=== Records shown ===
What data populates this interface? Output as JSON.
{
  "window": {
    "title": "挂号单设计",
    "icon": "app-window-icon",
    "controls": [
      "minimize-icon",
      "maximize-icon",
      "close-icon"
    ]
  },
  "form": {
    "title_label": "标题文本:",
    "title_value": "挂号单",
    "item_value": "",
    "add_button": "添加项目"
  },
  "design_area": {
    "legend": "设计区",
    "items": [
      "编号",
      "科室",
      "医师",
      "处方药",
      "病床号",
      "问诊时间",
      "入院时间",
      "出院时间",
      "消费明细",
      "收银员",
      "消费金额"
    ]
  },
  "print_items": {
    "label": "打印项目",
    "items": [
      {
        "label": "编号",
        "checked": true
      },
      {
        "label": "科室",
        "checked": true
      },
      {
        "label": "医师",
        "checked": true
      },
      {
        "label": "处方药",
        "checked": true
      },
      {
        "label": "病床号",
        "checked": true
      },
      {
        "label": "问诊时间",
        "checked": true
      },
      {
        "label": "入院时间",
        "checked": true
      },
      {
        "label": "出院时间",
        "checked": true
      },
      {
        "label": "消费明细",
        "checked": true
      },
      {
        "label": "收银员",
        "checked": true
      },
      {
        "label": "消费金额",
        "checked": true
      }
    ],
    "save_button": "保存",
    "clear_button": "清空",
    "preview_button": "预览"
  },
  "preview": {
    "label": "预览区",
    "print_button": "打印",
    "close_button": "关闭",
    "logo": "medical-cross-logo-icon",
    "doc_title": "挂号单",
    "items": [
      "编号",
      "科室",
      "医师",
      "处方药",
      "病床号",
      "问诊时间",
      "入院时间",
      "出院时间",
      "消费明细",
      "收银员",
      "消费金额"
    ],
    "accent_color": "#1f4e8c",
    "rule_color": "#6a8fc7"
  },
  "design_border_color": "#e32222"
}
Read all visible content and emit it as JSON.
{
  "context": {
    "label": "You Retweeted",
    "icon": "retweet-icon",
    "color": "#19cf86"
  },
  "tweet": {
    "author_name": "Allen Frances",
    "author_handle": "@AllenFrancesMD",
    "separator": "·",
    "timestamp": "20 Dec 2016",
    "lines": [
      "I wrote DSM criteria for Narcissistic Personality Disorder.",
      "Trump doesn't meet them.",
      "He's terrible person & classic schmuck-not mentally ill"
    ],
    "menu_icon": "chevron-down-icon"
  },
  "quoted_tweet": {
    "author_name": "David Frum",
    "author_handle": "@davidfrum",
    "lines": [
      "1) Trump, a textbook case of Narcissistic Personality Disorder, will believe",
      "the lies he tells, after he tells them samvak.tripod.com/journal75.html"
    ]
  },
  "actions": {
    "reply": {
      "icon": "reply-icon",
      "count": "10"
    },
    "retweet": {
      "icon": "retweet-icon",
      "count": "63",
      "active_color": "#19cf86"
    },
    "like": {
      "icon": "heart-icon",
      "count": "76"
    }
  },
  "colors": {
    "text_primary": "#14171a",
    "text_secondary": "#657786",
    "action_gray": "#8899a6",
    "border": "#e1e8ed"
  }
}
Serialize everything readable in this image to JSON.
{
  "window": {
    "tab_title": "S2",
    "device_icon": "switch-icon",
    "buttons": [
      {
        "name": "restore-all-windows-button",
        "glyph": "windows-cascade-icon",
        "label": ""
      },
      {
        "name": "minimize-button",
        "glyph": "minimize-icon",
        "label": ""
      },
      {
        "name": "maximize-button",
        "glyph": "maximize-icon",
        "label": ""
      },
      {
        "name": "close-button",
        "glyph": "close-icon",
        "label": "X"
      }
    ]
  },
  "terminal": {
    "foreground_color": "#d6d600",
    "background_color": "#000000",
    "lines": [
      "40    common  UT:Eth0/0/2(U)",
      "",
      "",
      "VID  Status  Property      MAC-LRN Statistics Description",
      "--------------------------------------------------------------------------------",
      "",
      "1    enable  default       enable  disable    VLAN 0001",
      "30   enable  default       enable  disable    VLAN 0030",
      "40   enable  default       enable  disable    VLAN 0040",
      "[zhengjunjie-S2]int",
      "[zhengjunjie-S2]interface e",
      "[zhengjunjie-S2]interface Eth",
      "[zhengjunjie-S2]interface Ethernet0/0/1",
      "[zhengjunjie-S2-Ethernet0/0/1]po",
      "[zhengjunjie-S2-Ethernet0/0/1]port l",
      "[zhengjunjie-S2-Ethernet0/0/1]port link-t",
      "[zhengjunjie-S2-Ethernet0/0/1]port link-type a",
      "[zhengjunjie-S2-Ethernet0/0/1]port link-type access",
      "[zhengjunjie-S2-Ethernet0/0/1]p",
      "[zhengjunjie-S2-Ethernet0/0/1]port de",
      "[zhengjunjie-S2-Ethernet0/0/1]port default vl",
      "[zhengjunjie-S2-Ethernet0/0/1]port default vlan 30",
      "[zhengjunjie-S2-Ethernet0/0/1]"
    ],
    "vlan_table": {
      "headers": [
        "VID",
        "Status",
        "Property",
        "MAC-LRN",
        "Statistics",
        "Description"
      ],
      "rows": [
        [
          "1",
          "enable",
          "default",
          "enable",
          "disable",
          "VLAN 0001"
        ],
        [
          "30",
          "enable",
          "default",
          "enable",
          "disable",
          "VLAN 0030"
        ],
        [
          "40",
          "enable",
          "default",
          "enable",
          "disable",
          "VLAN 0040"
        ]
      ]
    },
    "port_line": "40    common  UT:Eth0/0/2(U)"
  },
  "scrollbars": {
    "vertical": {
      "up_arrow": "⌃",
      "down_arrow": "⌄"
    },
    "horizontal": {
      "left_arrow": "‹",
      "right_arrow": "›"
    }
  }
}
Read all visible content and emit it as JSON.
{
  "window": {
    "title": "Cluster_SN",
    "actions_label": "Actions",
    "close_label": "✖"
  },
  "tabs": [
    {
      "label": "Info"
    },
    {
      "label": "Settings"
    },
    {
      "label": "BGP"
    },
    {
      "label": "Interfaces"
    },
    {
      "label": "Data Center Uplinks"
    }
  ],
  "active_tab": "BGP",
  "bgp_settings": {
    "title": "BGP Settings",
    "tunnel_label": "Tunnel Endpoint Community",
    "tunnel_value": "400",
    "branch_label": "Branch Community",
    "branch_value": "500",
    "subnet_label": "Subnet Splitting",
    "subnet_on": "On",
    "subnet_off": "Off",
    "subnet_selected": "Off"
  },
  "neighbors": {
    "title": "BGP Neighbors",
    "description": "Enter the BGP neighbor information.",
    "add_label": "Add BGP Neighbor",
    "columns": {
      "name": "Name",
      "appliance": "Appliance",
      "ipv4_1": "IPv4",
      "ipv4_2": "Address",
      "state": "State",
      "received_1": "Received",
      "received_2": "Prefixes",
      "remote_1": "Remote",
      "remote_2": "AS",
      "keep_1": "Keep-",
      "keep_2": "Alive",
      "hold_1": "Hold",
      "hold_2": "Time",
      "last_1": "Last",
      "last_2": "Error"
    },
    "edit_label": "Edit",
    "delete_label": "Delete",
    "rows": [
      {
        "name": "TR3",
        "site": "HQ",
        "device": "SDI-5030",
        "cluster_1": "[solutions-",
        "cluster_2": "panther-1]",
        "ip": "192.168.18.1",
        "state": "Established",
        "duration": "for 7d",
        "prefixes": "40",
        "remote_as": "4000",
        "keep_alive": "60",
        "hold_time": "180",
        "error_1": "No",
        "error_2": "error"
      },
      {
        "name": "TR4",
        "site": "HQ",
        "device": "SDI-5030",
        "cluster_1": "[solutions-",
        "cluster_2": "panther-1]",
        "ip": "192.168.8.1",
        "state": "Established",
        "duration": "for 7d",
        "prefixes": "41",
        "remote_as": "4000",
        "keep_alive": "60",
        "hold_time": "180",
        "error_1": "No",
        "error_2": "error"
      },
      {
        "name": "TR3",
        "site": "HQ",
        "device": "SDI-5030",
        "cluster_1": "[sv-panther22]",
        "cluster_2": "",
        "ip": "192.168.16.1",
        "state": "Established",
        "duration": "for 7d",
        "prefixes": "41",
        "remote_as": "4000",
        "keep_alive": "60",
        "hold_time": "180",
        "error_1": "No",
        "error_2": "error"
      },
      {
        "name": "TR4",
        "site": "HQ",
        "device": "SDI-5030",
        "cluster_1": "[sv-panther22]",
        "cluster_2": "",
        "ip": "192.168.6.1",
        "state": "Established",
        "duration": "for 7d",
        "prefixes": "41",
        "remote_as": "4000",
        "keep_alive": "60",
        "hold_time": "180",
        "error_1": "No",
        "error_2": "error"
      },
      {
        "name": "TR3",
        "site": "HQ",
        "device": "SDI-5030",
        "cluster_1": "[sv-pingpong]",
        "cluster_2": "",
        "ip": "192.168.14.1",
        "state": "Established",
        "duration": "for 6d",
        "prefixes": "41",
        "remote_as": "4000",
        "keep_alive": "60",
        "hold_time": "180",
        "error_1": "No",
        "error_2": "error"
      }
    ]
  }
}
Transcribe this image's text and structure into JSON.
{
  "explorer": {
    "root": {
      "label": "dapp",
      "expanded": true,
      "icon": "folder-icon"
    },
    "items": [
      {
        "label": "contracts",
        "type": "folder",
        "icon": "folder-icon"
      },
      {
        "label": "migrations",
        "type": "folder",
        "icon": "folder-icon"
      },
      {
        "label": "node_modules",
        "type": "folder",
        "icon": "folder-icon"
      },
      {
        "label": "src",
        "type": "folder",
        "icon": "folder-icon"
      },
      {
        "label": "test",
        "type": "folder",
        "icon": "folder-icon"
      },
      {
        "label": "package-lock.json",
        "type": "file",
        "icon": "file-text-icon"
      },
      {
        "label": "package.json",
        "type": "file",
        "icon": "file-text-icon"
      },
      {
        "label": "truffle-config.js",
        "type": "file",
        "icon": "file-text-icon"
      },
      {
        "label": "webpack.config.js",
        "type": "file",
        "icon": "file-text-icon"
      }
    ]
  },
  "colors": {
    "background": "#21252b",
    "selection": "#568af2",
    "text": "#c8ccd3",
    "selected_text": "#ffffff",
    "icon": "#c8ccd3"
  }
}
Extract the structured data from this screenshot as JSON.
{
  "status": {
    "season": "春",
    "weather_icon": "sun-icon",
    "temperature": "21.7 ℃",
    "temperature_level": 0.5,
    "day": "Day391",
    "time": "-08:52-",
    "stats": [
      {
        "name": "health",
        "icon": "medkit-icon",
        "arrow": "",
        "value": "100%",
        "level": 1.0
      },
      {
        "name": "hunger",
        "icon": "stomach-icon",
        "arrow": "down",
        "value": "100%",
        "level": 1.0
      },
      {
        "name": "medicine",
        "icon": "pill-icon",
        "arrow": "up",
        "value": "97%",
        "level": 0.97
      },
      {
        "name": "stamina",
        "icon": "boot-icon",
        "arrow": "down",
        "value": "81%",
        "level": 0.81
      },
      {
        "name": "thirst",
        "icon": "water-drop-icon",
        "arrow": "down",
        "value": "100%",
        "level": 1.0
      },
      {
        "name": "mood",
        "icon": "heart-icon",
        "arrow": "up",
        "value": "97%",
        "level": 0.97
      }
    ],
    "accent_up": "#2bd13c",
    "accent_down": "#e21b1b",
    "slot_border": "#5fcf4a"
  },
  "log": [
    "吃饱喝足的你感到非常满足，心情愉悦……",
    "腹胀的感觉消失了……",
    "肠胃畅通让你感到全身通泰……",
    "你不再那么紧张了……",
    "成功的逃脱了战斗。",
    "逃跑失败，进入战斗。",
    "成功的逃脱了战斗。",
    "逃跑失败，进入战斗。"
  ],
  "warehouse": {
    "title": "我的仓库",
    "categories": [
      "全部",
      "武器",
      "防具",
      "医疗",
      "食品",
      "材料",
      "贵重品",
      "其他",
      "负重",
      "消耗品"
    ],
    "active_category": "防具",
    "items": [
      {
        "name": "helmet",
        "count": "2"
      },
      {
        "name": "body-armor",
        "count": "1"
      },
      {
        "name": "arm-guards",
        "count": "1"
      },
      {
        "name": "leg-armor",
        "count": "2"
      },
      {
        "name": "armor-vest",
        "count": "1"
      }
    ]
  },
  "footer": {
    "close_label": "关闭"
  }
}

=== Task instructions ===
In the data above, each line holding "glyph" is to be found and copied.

=== Result of the exercise ===
        "glyph": "windows-cascade-icon",
        "glyph": "minimize-icon",
        "glyph": "maximize-icon",
        "glyph": "close-icon",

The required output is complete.